1965 Triumph Bonneville: Setting Ignition Timing

Reader Contribution by Keith Fellenstein
article image

Editor’s note: If you’re having trouble with that old Suzuki, BSA or BMW, Keith Fellenstein is your guy. From motorcycle tuning tips to detailed motorcycle engine repair, he can draw from a wealth of experience to help guide you to success. Send questions to: Keith’s Garage, 1503 SW 42nd St., Topeka, KS 66609, or send an e-mail with “Keith’s Garage” as the subject.

Setting ignition timing

Q: I plan on installing an electronic ignition in my 1965 Triumph Bonneville this spring, although it’s been running just fine with points. My question deals with setting the timing. The primary cover on this bike does not have a plug/cover to remove so that a timing light can be used. What is the proper method used to set final timing under these conditions? — Rich Reed/Colgate, Wis.

A: Much will depend on the brand of electronic ignition you choose, but you can set static timing using piston position as a reference. Your Bonneville has a maximum advance of 39 degrees before top dead center and the auto advance unit’s range (marked on the back) should be 12 degrees. The usual formula from Triumph for timing was to double the auto advance range and subtract that from the maximum advance. In this case that would be 39-24=15. Fifteen degrees is the static advance setting.

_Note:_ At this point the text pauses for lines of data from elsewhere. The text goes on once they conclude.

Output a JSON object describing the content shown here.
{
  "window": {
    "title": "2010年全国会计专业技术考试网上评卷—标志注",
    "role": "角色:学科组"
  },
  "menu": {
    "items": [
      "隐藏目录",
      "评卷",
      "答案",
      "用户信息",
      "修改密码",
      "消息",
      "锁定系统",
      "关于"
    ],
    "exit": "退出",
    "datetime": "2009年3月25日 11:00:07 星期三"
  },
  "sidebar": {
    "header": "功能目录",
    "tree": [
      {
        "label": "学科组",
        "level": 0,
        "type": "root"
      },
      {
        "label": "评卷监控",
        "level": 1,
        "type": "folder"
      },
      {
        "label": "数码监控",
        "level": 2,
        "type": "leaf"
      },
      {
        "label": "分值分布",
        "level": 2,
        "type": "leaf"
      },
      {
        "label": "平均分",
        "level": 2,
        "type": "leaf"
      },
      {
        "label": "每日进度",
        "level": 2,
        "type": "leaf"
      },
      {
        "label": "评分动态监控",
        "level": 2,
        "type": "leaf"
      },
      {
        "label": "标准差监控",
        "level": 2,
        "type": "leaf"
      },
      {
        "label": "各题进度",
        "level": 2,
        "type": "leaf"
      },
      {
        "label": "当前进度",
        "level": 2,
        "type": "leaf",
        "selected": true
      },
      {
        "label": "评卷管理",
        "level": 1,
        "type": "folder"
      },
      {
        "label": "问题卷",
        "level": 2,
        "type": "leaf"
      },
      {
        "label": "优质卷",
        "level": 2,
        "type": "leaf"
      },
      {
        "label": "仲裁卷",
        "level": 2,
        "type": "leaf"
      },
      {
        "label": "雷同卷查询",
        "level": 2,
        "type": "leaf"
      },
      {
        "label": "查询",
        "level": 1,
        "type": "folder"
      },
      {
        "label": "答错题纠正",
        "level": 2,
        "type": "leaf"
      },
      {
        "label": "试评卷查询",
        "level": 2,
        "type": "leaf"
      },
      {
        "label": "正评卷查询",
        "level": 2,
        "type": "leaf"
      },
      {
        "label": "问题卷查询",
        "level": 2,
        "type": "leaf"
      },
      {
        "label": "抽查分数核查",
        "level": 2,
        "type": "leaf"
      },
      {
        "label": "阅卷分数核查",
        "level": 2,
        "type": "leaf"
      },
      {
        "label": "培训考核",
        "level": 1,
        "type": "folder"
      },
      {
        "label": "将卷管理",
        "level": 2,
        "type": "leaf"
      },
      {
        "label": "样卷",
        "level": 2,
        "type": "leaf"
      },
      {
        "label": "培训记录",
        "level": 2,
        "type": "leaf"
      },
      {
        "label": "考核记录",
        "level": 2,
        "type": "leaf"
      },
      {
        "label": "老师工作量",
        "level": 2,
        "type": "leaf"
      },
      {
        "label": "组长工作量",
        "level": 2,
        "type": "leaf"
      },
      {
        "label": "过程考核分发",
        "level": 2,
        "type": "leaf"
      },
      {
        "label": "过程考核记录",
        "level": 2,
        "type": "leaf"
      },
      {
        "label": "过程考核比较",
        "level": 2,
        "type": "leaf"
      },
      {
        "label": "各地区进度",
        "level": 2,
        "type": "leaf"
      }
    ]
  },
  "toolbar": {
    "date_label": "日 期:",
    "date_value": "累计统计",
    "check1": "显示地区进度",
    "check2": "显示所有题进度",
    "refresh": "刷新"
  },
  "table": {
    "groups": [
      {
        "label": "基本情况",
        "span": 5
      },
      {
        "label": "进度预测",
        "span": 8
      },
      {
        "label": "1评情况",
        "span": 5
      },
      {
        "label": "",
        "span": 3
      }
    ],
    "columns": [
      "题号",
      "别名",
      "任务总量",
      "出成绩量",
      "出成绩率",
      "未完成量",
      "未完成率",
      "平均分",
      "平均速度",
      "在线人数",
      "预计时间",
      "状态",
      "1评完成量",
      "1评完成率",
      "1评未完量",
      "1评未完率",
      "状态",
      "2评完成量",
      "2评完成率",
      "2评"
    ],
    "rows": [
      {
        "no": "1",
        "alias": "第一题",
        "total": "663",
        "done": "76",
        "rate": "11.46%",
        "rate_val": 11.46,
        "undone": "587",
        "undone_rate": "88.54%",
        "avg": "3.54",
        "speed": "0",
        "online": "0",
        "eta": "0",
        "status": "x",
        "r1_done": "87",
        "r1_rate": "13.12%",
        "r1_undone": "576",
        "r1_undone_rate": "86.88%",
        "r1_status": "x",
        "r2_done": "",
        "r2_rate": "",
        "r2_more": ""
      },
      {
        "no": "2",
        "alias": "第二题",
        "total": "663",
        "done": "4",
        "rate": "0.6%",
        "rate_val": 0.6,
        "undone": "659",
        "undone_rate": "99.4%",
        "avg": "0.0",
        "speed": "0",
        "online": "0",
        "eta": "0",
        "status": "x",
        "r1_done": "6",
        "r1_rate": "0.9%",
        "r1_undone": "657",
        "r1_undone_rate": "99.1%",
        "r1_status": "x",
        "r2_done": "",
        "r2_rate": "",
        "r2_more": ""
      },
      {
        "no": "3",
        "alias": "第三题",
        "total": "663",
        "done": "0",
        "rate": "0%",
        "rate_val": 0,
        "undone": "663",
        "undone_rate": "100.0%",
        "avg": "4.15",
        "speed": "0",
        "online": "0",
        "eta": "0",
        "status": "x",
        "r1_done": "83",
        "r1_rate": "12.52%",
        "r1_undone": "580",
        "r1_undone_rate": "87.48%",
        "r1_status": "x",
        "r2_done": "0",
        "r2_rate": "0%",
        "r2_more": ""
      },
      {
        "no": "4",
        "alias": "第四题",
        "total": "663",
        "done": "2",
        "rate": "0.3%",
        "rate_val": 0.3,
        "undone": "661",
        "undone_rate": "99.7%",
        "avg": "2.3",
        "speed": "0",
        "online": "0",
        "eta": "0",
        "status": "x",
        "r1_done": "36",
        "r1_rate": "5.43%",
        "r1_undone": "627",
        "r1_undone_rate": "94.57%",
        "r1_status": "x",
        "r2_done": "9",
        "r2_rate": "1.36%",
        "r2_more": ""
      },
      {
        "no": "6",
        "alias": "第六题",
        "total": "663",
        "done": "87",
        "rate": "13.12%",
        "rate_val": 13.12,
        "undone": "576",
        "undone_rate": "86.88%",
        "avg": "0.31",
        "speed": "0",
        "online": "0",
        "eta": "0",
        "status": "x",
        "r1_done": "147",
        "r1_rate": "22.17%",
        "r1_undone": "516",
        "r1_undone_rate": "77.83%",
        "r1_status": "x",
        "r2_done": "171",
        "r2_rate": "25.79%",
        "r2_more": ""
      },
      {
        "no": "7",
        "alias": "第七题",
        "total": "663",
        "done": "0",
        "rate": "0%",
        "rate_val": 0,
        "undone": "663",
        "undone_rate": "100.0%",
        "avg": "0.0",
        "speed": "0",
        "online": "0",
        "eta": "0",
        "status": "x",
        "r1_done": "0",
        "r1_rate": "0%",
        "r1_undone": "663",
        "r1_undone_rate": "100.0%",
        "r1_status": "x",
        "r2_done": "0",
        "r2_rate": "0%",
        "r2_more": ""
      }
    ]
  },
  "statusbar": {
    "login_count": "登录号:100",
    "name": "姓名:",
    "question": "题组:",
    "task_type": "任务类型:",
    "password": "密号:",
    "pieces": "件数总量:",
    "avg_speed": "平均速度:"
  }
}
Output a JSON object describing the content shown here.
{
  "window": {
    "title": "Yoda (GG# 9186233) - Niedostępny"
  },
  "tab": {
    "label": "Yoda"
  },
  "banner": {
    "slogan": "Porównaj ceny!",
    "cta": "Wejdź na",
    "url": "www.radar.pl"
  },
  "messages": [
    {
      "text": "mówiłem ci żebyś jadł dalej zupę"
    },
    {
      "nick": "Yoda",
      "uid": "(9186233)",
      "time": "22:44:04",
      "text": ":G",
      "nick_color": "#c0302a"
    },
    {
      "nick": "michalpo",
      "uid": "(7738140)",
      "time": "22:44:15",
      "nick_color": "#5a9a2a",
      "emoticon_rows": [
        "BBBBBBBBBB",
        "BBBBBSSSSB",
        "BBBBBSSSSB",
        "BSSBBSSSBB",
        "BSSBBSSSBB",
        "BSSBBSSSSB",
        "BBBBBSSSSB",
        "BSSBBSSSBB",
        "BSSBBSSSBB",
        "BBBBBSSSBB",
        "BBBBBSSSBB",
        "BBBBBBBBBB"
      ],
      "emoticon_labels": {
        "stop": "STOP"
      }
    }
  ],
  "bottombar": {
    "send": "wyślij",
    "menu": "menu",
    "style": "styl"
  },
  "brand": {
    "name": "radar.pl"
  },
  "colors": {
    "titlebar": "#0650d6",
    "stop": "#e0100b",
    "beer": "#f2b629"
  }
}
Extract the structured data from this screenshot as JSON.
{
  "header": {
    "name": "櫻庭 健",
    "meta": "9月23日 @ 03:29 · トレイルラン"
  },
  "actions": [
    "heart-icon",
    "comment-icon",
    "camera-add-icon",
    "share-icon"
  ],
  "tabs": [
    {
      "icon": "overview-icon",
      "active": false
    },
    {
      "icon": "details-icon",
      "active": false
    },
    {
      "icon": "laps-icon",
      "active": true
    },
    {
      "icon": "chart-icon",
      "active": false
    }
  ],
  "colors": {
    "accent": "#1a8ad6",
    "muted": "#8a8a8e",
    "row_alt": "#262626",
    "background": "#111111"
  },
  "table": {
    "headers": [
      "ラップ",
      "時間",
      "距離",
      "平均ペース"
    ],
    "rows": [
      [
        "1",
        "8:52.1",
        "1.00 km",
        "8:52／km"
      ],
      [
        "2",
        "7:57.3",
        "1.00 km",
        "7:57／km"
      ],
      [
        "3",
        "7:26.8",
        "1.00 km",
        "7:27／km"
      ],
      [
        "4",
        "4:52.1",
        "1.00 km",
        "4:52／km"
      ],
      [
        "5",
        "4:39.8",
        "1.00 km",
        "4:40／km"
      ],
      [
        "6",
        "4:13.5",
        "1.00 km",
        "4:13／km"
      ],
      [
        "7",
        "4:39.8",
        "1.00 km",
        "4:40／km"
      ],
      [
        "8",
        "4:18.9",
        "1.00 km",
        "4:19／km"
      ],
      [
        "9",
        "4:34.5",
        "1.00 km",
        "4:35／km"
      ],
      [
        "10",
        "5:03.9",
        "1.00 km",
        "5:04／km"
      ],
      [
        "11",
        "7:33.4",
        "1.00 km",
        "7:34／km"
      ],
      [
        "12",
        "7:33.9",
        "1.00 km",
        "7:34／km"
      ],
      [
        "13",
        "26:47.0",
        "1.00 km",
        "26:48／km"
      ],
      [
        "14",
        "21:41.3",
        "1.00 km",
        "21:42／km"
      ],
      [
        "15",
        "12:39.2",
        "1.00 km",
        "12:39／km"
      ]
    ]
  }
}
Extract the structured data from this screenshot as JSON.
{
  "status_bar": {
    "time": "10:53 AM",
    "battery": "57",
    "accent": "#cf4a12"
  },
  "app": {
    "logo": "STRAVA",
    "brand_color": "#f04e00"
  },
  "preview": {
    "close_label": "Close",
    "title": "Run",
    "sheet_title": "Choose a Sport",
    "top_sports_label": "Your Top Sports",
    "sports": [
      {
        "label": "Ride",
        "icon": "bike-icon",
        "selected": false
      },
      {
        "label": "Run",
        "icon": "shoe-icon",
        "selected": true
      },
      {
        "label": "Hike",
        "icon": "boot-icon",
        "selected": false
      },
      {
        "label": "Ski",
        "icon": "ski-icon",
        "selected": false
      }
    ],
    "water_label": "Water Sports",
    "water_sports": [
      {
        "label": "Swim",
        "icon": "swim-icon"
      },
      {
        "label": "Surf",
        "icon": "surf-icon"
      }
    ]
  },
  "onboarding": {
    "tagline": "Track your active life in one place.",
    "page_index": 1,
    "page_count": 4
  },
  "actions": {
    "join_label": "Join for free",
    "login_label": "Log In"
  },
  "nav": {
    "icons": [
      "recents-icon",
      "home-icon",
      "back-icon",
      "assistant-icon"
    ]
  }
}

Using a table I found in the service manual for your machine, that translates to 0.068in (1.73mm). That is how far before top dead center (TDC) you want the piston when setting the timing. You can use a TDC tool if you have one or — carefully — a piece of stiff wire. Make sure the wire is long enough it won’t fall into the cylinder when the piston drops, and don’t leave it in the cylinder as you rotate the engine: you risk bending the wire or tangling with the valves. Remove the valve adjustment covers on the right cylinder so you can tell when that cylinder is coming up on compression. Rotate the engine with the kickstart, watching the intake valve. Once it opens and closes, the compression stroke is coming up. Put your finger over the spark plug hole and you’ll feel the air being compressed. Insert your measuring wire. Rotate the engine until it’s at TDC on the compression stroke. Find a reference point, insert the wire and mark it at TDC and again at 1.73mm higher than TDC. Roll the engine backward until your mark is at the reference point. Install the electronic ignition pickup. This should get you close enough to get the engine running. Once the engine is running you can use a timing light to check the position of the electronic ignition trigger as it passes the pickup at the engine speed the ignition manufacturer specifies. If you find the timing off slightly, adjust the pickup plate as you would a points plate. MC

Motorcycle Classics Magazine
Motorcycle Classics Magazine
Motorcycle Classics Magazine Featuring the most brilliant, unusual and popular motorcycles ever made!